    The ancient Chinese Zen master Baizhang established “pure rules” for the regulation of his monastery on Great Hero Mountain in China. The rules have served as the basis for monastic organization and practice for centuries, and their influence has extended to Zen monasteries throughout China and beyond. The Chinese Zen tradition acknowledges that The Pure Rules is a reconstruction written about 400 years after Baizhang lived. The original text of Baizhang’s regulations was lost in the chaos of war as Chinese dynasties rose and fell in the centuries following his death. Many take on faith that the current version of Baizhang’s rules was reconstructed to accurately reflect the original text based on available evidence. But this view may be entirely mistaken. More »
  • Consider the Source: Why did the Ancient Zen Masters Seldom Mention Emptiness? Paid Member

    Early Chinese Zen masters seldom spoke about ideas like emptiness. Early writings also lack discussions about sutras, including texts like The Diamond Sutra, which is strongly linked to the Zen tradition.
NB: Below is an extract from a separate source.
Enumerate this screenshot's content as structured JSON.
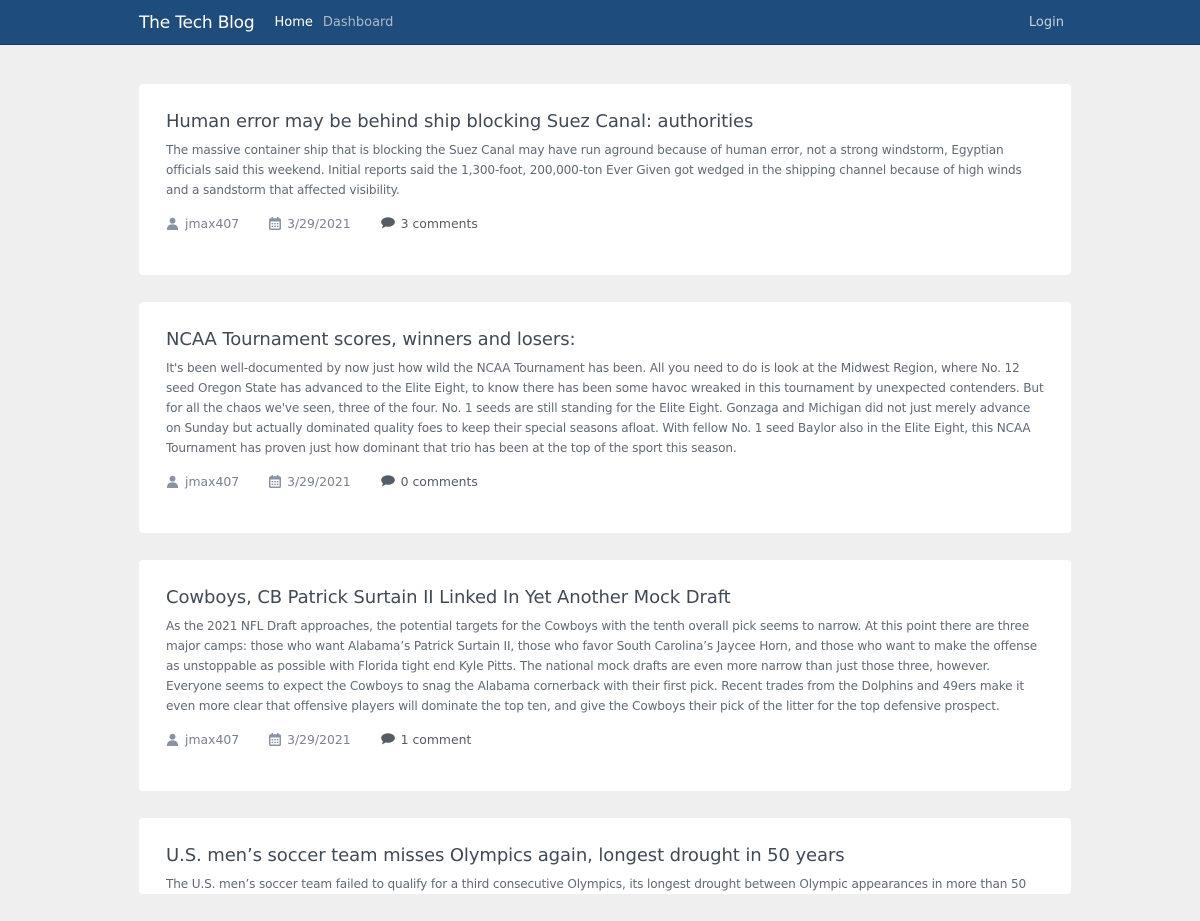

The Heart Sutra is hardly mentioned, and the bodhisattva ideal also gets very little ink in early records. Often, when such ideas and texts are mentioned by the old masters they are referred to with a dismissive, even derisive, tone. More »